Most recent analyses of oil prices have focused on the amount of mismatch between supply and demand, and the need to craft a temporary agreement to reduce oil production. The thing that is missing in this discussion is an analysis of buying power of consumers. Is the problem a temporary problem, or a permanent one? Lack of oil supply may bring a temporary spike in oil prices, but it cannot fix a permanent problem with consumer spending around the world.
The Doha-disappointment appears to have sparked some risk-aversion as yesterday saw Russia's biggest exchange-traded fund - Market Vectors Russia ETF - suffer its largest outflows since May 2015. However, in a perfect example of ill-timed moves, Russian stocks have soared over 6% from the knee-jerk lows pushing back up towards cycle highs.
Wells Fargo Finally Reveals Its Dire Energy Exposure: $32 Billion To Junk-Rated Oil And Gas CompaniesSubmitted by Tyler Durden on 04/14/2016 10:25 -0400
The punchline in Wells Fargo's earnings report is in the reminder of just how generous Wells has been in lending to junk-rated oil and gas companies in the recent past to compensate for its eclining NIM: Wells reported that ~22%, or $8.8 billion, of exposure to investment grade companies, which means $32 billion is to junk-rated companies!
Having surged to its highest since 2008 in February, Core CPI's YoY gain inched back from 2.3% to 2.2% YoY in March hovering at post-crisis highs.

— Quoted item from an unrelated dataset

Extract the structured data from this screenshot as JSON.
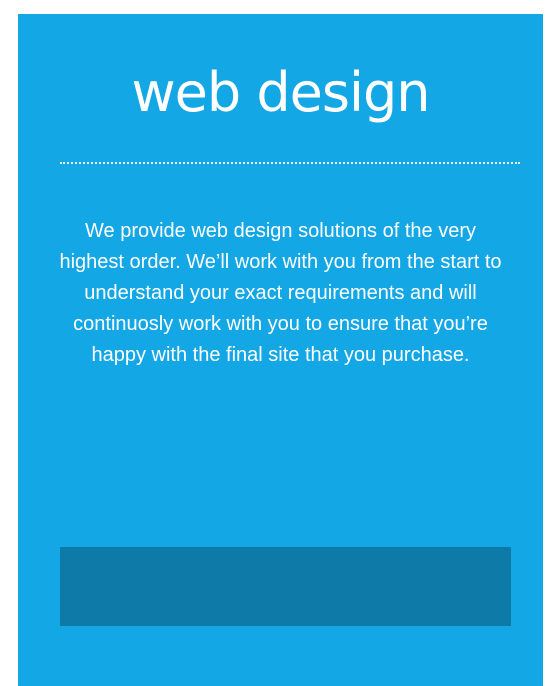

The food index declined in March, as did the cost of 'shelter' and medical care, but used cars and truck prices declined, as we noted previously.
- Global shares reach four-month high, forex hit by Singapore sting (Reuters)
- Dollar Rally Hits Commodities as Europe Halts Global Stock Gains (BBG)
- Currencies Across Asia Fall Sharply Against U.S. Dollar (WSJ)
- IEA expects limited impact from oil output freeze at Doha (Reuters)
- IEA Sees Oil Oversupply Almost Gone in Second Half on Shale Drop (BBG)
- BofA Profit Declines 13% on Trading Slump, Energy Reserves (BBG)
In another quiet overnight session, the biggest - and unexpected - macro news was the surprise monetary easing by Singapore which as previously reported moved to a 2008 crisis policy response when it adopted a "zero currency appreciation" stance as a result of its trade-based economy grinding to a halt. As Richard Breslow accurately put it, "If you need yet another stark example of the fantasy storytelling we amuse ourselves with, juxtapose today’s Monetary Authority of Singapore policy statement with the storyline that the Asian stock market rally intensified on renewed optimism over the global economy. Singapore is a proxy for trade and economic growth ground to a halt last quarter." The Singapore announcement led to a sharp round of regional currency weakness just as the dollar appears to have bottomed and is rapidly rising.
In a historic event, one which is perhaps the lowlight of the sad demise of the US coal industry, U.S. coal giant Peabody Energy, the largest U.S. coal producer which employs 8,300 workers, filed for bankruptcy on Wednesday, the most powerful convulsion yet in an industry that’s enduring the worst slump in decades.
In terms of oil, it’s estimated that the Arctic has 90 billion barrels of oil that is yet to be discovered. That’s equal to 5.9% of the world’s known oil reserves – about 110% of Russia’s current oil reserves, or 339% of U.S. reserves.